_What to do_
In the records below, work out how many lines hold the word "cursor". Report the number alone.

Data about app and page elements
- - -

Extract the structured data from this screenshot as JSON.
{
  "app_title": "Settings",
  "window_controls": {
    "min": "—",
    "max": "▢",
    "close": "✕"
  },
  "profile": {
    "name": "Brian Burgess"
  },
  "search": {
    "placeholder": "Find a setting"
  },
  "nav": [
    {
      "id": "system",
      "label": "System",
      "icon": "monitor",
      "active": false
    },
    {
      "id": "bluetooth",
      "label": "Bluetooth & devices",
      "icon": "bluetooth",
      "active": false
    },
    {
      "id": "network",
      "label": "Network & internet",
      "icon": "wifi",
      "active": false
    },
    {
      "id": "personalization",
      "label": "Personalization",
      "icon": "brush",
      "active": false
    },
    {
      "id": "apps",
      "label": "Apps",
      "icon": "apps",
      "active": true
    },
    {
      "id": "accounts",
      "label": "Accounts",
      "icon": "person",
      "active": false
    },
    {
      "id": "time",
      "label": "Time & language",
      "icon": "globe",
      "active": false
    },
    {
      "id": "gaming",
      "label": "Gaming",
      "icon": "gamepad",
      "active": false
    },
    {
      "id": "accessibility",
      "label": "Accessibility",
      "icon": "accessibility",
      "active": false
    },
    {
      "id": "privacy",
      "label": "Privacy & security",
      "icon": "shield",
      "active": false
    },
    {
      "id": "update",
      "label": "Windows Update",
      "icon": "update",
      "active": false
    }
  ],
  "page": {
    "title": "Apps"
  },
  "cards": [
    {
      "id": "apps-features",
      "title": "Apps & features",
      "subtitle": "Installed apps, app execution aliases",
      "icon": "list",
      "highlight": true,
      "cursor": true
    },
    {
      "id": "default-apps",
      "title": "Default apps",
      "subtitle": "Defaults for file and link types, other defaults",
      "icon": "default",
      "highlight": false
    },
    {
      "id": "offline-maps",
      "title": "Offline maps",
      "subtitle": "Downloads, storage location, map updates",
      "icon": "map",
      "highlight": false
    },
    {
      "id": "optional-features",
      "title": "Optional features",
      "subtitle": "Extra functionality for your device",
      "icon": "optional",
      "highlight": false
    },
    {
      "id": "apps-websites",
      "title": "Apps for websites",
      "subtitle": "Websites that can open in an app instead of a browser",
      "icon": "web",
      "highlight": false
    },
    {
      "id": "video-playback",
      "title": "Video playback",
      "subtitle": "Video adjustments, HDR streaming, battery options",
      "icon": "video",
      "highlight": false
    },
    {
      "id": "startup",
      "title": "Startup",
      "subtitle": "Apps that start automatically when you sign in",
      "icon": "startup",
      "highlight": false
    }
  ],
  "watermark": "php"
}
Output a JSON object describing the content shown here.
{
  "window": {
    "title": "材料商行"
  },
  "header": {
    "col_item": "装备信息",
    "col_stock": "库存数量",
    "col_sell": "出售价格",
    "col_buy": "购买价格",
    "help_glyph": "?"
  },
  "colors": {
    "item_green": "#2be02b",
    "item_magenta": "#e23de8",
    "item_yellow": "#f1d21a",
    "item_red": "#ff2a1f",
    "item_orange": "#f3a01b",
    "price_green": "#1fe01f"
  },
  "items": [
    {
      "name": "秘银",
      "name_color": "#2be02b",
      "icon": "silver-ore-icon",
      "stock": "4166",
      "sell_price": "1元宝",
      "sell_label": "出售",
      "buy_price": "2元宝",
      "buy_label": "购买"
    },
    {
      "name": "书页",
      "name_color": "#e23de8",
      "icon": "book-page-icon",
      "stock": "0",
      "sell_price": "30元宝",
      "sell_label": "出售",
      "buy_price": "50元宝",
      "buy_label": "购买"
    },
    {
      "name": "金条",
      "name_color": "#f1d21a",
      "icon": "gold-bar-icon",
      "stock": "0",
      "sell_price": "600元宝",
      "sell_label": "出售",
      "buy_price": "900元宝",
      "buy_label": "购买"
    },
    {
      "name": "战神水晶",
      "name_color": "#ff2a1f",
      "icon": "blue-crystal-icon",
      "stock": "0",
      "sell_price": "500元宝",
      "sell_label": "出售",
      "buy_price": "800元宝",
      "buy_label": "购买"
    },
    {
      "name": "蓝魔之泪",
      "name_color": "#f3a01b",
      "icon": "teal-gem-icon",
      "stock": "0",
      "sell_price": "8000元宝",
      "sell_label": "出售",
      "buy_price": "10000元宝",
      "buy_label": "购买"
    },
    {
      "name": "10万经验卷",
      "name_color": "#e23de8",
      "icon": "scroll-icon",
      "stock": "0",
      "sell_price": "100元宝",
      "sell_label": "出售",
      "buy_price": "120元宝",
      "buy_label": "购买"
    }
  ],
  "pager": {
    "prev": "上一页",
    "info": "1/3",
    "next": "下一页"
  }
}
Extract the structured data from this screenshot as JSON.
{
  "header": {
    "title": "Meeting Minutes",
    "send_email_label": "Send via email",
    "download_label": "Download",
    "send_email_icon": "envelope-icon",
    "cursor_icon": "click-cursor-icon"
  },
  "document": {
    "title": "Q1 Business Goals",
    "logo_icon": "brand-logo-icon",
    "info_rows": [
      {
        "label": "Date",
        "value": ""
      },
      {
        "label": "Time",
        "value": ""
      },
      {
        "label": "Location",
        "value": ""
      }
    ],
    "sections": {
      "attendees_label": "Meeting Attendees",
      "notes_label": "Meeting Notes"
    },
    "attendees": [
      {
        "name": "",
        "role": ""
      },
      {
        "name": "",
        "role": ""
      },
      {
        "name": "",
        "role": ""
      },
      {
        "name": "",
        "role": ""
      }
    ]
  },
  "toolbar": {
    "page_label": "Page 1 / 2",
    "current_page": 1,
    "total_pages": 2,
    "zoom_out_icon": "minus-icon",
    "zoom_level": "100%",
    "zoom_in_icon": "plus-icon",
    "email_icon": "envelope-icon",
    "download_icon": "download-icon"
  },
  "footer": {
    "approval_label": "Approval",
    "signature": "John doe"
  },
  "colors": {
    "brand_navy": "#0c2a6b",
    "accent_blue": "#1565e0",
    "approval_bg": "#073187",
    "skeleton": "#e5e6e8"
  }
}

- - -

_Expected answer_
2